That is where the challenge starts. For those working in tax for many years, this is like the proverbial falling off a log, but what about those staff members just entering the profession or starting to make entries onto tax software for the first time?
It is always possible to make incorrect entries – transposition errors for instance – but there are also some more basic errors that can occur. Some of this is down to training and guidance but working on “live data” is often the best way of actually learning.
As the tax system changes, the underlying software has to change too – but it might be that care is needed in choosing the correct data entry fields.
An example – in reviewing a tax return this week, someone had picked up interest received from a building society statement - £240 - and entered it on the software – as net of tax, so it was grossed up to £300 with tax paid £60. Yes, the net interest is still applicable in some circumstances e.g. tax deducted on director’s loan interest paid by the taxpayer’s company, but bank and building society interest is now paid without tax. Therefore, the software does need to allow for this entry type.
The second problem was the state pension – a mistake often replicated by clients when supplying information to the agent. They had taken the amounts banked in the tax year, but this would have included a certain number of weeks at the previous year’s rate, so it would be understated. Another common mistake is to take the figure banked in one month and multiply by 12 – as it was assumed monthly, but it is in fact paid 4-weekly.
This information is sometimes available on the HMRC website for that client – but not always, and sometimes it is included in the PAYE coding notice, so there are other places to look, but again this is a training issue.
When entering accounts information, this is often fired across by direct link to accounts software. The total capital expenditure on which capital allowances are claimed is often entered, and the tax software assumes 100% allowances. However, the tax calculation then needs running – are any of these allowances being wasted and should some be disclaimed? Has a loss been created and if so, can this be offset against other income of the year?
The latter is an example where tax knowledge is required – the others are examples of getting the figures right and in the correct places – and there is often an overlap.

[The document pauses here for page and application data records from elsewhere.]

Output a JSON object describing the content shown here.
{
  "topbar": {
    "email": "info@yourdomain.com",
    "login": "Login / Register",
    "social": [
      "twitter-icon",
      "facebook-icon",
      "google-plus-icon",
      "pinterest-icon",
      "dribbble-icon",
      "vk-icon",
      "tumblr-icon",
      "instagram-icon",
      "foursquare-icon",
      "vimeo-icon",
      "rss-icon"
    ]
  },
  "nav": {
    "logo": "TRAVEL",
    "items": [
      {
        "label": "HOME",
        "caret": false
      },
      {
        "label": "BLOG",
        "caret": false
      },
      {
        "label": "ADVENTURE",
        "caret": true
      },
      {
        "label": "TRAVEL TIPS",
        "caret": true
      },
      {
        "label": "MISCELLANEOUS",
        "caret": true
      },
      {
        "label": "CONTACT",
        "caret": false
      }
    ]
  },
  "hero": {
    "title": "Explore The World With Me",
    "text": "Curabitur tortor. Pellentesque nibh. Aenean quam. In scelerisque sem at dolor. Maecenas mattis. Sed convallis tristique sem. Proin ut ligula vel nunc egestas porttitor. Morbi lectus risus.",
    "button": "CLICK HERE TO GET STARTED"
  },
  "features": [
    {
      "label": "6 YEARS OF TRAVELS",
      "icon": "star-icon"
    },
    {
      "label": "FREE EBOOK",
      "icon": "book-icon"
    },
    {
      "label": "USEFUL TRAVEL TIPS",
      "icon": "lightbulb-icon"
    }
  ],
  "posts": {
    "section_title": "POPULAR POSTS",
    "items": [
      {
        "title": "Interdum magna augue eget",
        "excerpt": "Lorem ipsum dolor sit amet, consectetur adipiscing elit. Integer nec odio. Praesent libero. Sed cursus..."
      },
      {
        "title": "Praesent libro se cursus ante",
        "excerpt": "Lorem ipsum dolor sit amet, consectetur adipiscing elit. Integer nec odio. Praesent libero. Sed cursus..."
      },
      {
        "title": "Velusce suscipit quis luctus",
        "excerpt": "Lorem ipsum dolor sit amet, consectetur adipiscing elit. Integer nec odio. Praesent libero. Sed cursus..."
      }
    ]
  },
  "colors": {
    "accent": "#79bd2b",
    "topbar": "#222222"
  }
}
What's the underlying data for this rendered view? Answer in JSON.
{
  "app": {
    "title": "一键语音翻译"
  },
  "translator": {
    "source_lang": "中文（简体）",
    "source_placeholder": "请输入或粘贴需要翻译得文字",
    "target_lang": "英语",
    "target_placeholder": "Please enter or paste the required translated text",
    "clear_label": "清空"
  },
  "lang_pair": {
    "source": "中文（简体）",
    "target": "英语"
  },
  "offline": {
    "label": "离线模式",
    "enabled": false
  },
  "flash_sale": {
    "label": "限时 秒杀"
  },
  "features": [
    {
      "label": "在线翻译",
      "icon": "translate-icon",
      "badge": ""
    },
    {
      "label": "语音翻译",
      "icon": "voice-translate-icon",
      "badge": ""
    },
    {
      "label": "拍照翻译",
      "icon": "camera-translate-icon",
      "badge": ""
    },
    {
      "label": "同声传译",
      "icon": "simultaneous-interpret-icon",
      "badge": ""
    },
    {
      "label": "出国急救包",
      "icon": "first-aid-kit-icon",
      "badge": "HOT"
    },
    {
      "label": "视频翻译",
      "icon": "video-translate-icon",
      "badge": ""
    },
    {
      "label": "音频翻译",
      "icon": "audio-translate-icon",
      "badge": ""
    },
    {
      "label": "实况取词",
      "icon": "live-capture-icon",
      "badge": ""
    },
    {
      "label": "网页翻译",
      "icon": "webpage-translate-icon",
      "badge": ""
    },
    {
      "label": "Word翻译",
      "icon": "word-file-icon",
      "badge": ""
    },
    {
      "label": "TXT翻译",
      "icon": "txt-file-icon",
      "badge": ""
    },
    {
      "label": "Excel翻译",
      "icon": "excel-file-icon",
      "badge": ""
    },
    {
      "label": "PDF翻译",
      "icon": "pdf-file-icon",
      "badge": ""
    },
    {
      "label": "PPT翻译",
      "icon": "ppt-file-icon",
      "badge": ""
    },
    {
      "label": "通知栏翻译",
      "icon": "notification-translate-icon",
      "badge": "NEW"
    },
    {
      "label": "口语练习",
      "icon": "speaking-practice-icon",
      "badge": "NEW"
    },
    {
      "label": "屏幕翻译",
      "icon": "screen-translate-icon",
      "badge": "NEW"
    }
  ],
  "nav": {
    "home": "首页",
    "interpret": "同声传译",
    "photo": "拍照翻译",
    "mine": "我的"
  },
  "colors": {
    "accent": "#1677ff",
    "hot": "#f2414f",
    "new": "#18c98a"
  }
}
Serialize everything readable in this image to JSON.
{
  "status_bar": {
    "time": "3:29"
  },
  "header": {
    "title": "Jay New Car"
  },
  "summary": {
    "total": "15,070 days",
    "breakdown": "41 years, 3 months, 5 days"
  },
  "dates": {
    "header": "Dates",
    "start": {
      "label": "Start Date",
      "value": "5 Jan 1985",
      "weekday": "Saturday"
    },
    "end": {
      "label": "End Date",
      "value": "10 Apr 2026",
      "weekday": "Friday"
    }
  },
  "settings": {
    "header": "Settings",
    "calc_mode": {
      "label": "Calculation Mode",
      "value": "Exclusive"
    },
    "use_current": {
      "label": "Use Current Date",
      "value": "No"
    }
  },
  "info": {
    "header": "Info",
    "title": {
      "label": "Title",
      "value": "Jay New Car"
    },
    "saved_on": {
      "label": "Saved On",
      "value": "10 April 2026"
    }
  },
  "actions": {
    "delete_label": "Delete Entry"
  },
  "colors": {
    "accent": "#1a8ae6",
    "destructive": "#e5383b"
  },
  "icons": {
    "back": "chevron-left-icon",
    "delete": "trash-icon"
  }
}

Are there other areas on the tax return where you find figures incorrectly entered?
How do you train and educate entry level staff on tax software?